and in relation to similar problems of early HIV research -

"The problem was solved after this wise researcher sent his workers to another laboratory to learn how to do the test."

This is what needs to be done with the XMRV research in order to stop wasting precious time and money. Collaboration and cooperation are the keys to resolving this. As Dr. Chia implies we must learn from past mistakes.

This will be well discussed at the Invest in ME International ME/CFS conference in May. 

The existence of the XMRV is not questioned and there is a lot of interest in studying this new retrovirus.

The quality of the WPI, NCI and Cleveland clinic cannot be doubted.

Invest in ME does have doubts about research being hastily completed by persons who are known to hold ME as a behavioural illness.

Invest in ME warn patients against being disheartened by those who seem to wish to discredit the WPI/NCI/Cleveland research.

We have doubts about the way that these early trials, clearly not replications, have been awarded publicity by an establishment which has for a generation avoided treating ME seriously as an organic illness.

Invest in ME welcome support from any organisations who have funding for high-quality research proposals to join us in financing more biomedical research, or provide Invest in ME with that money so that we can direct this to the appropriate research. If research funds are available then let us use them!

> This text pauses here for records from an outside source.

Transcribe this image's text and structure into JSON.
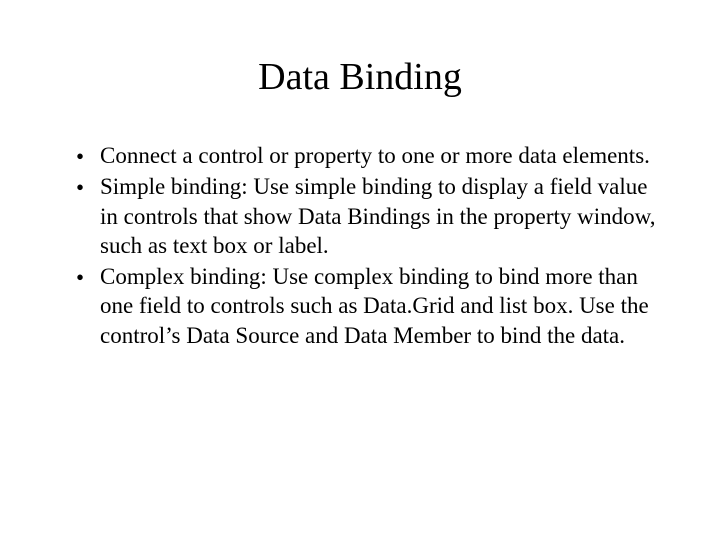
{
  "slide": {
    "title": "Data Binding",
    "bullets": [
      "Connect a control or property to one or more data elements.",
      "Simple binding: Use simple binding to display a field value in controls that show Data Bindings in the property window, such as text box or label.",
      "Complex binding: Use complex binding to bind more than one field to controls such as Data.Grid and list box.  Use the control’s Data Source and Data Member to bind the data."
    ]
  }
}
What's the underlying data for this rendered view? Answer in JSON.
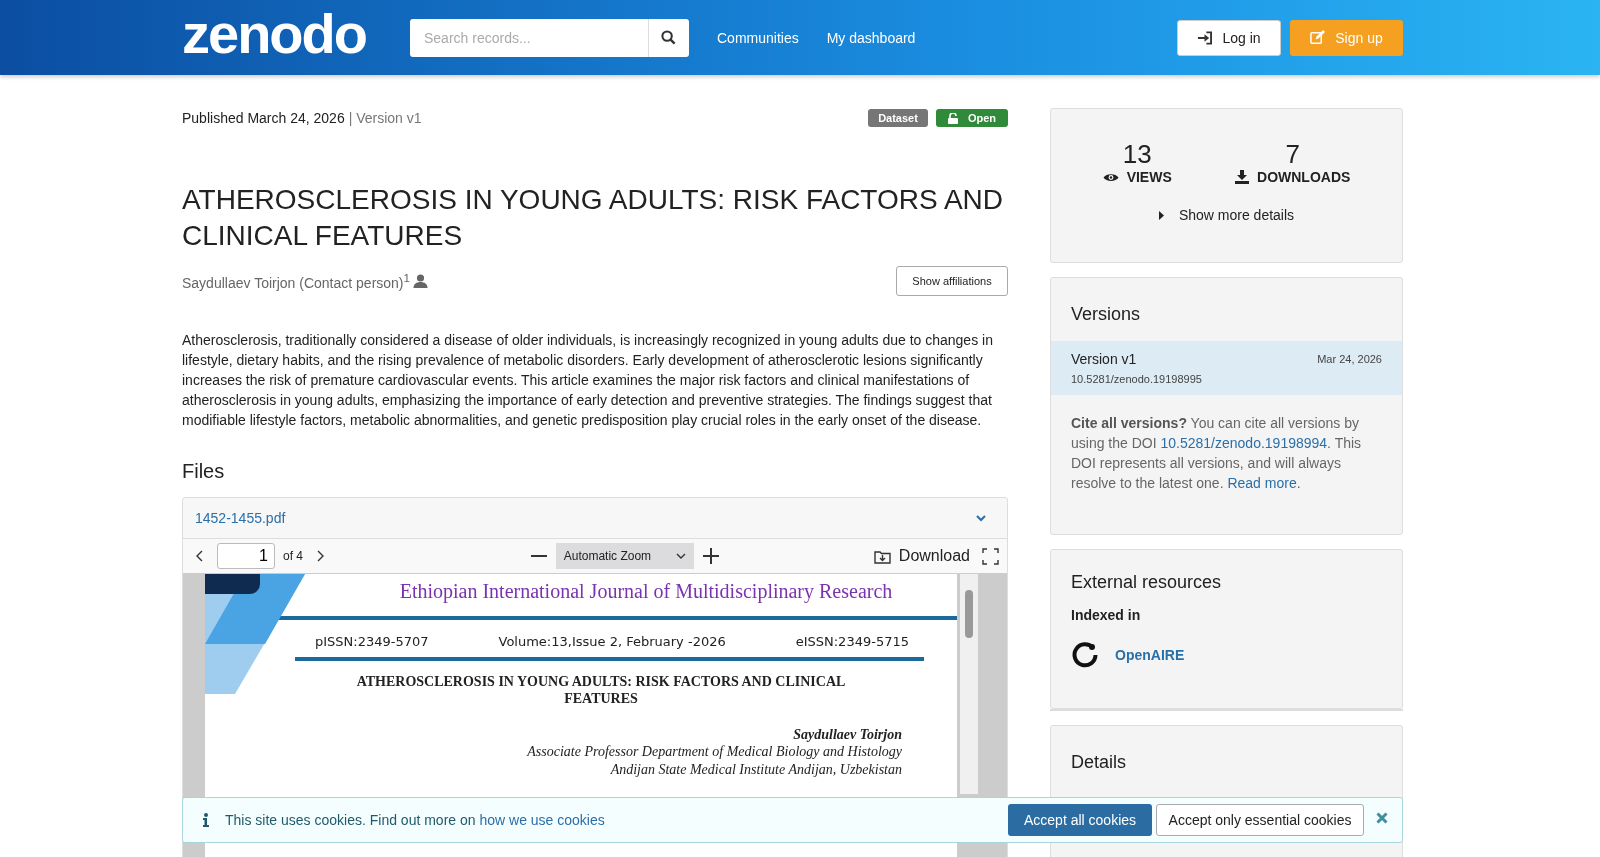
{
  "header": {
    "logo": "zenodo",
    "search": {
      "placeholder": "Search records..."
    },
    "nav": [
      "Communities",
      "My dashboard"
    ],
    "login": "Log in",
    "signup": "Sign up"
  },
  "record": {
    "published": "Published March 24, 2026",
    "version": "| Version v1",
    "badges": [
      {
        "label": "Dataset",
        "kind": "type"
      },
      {
        "label": "Open",
        "kind": "access"
      }
    ],
    "title": "ATHEROSCLEROSIS IN YOUNG ADULTS: RISK FACTORS AND CLINICAL FEATURES",
    "author": "Saydullaev Toirjon (Contact person)$^{1}$",
    "show_affiliations": "Show affiliations",
    "abstract": "Atherosclerosis, traditionally considered a disease of older individuals, is increasingly recognized in young adults due to changes in lifestyle, dietary habits, and the rising prevalence of metabolic disorders. Early development of atherosclerotic lesions significantly increases the risk of premature cardiovascular events. This article examines the major risk factors and clinical manifestations of atherosclerosis in young adults, emphasizing the importance of early detection and preventive strategies. The findings suggest that modifiable lifestyle factors, metabolic abnormalities, and genetic predisposition play crucial roles in the early onset of the disease."
  },
  "files": {
    "heading": "Files",
    "filename": "1452-1455.pdf",
    "viewer": {
      "page": "1",
      "page_count": "of 4",
      "zoom": "Automatic Zoom",
      "download": "Download",
      "document": {
        "journal": "Ethiopian International Journal of Multidisciplinary Research",
        "pissn": "pISSN:2349-5707",
        "volume": "Volume:13,Issue 2, February -2026",
        "eissn": "eISSN:2349-5715",
        "title": "ATHEROSCLEROSIS IN YOUNG ADULTS: RISK FACTORS AND CLINICAL FEATURES",
        "author": "Saydullaev Toirjon",
        "affiliation_lines": [
          "Associate Professor Department of Medical Biology and Histology",
          "Andijan State Medical Institute Andijan, Uzbekistan"
        ]
      }
    }
  },
  "stats": [
    {
      "value": "13",
      "label": "VIEWS",
      "kind": "views"
    },
    {
      "value": "7",
      "label": "DOWNLOADS",
      "kind": "downloads"
    }
  ],
  "more_details": "Show more details",
  "versions": {
    "heading": "Versions",
    "items": [
      {
        "name": "Version v1",
        "date": "Mar 24, 2026",
        "doi": "10.5281/zenodo.19198995",
        "selected": true
      }
    ],
    "cite_bold": "Cite all versions?",
    "cite_1": " You can cite all versions by using the DOI ",
    "cite_doi": "10.5281/zenodo.19198994",
    "cite_2": ". This DOI represents all versions, and will always resolve to the latest one. ",
    "read_more": "Read more."
  },
  "external": {
    "heading": "External resources",
    "label": "Indexed in",
    "resource": "OpenAIRE"
  },
  "details": {
    "heading": "Details"
  },
  "cookies": {
    "text": "This site uses cookies. Find out more on ",
    "link": "how we use cookies",
    "accept_all": "Accept all cookies",
    "accept_essential": "Accept only essential cookies"
  }
}
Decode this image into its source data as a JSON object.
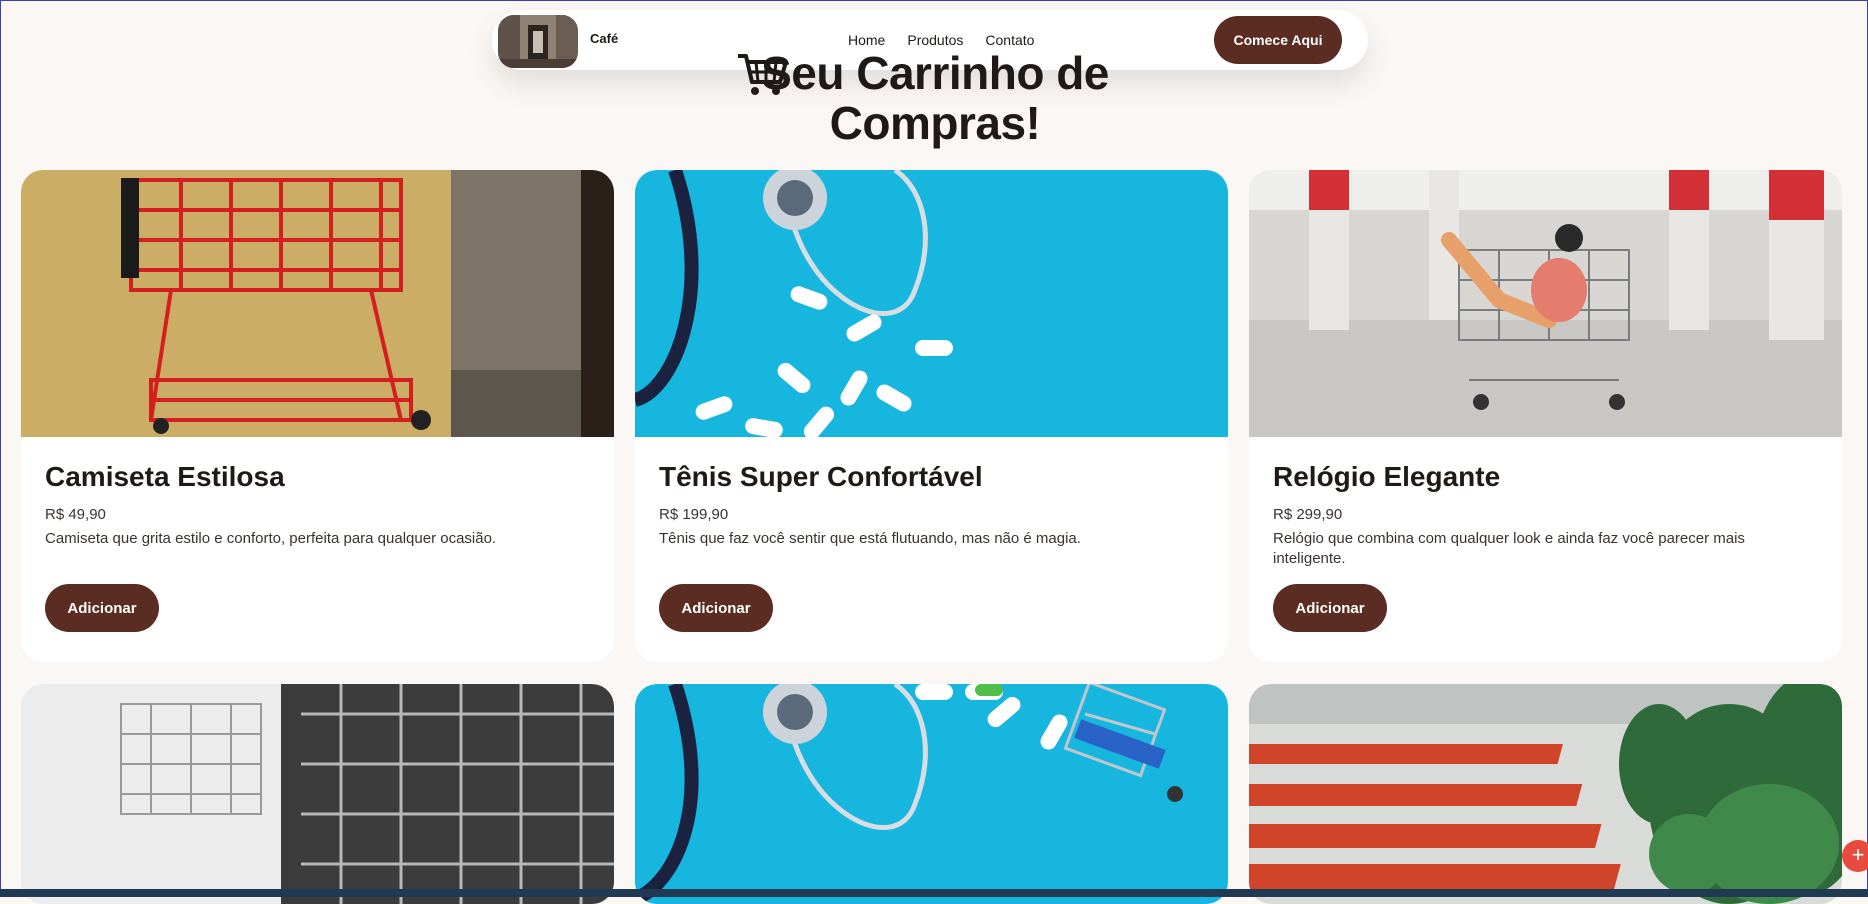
{
  "nav": {
    "brand": "Café",
    "links": [
      "Home",
      "Produtos",
      "Contato"
    ],
    "cta": "Comece Aqui"
  },
  "title": "Seu Carrinho de Compras!",
  "products": [
    {
      "name": "Camiseta Estilosa",
      "price": "R$ 49,90",
      "description": "Camiseta que grita estilo e conforto, perfeita para qualquer ocasião.",
      "button": "Adicionar"
    },
    {
      "name": "Tênis Super Confortável",
      "price": "R$ 199,90",
      "description": "Tênis que faz você sentir que está flutuando, mas não é magia.",
      "button": "Adicionar"
    },
    {
      "name": "Relógio Elegante",
      "price": "R$ 299,90",
      "description": "Relógio que combina com qualquer look e ainda faz você parecer mais inteligente.",
      "button": "Adicionar"
    }
  ],
  "icons": [
    "shopping-cart-icon",
    "plus-icon"
  ],
  "colors": {
    "accent": "#5a2c22",
    "background": "#fbf7f4",
    "fab": "#e84a3e"
  }
}
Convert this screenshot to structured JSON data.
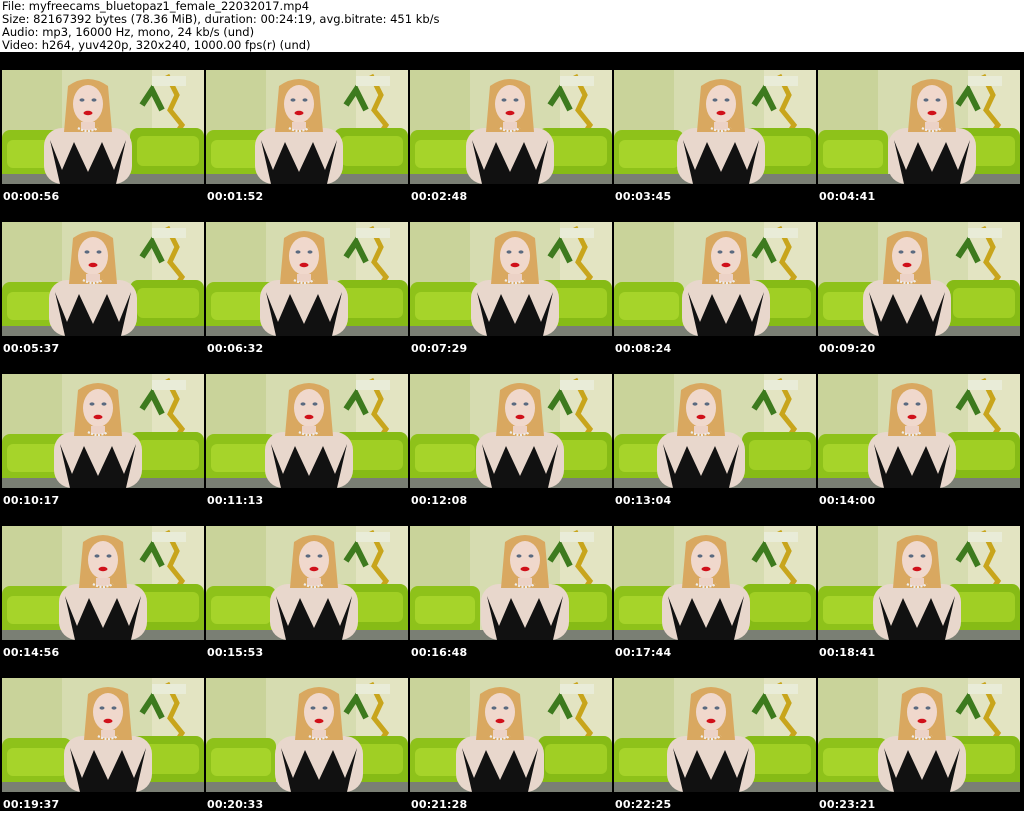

Invest in ME's opinion is that any replication studies need to be using exactly the same method as used by WPI, NCI and Cleveland and in close collaboration with the original researchers to benefit patients sooner rather than later.

As a postscript to the above the Whittemore-Peterson Institute have contacted Dr. McClure directly to offer samples for Dr McClure to test and to explain that XMRV had been found in UK and Netherlands and correcting discrepancies in remarks made in the BMJ [6].

There will be more on XMRV research and other exciting research at the Invest in ME International ME/CFS conference in London on 24th May (click here).

The true replication studies are yet to come. These are early days still.

Look to the end.







6] Whittemore-Peterson Institute Statement to Dr. McClure on Plos One Study - click here

Further Links:

The WPI comments on the two UK studies can be seen here -

Expert opinion discussing this latest study by a virology professor can be found here -

In order to get an idea how several experts discuss XMRV and CFS there is a free 3-week trial to join the Faculty of 1000 Biology and gain access to expert opinion - see

Magical Medicine: How to Make a Disease Disappear - click here

The Proof is Out There -  Research into ME - click here

Whittemore-Peterson Institute Statement to Dr. McClure on Plos One Study - click here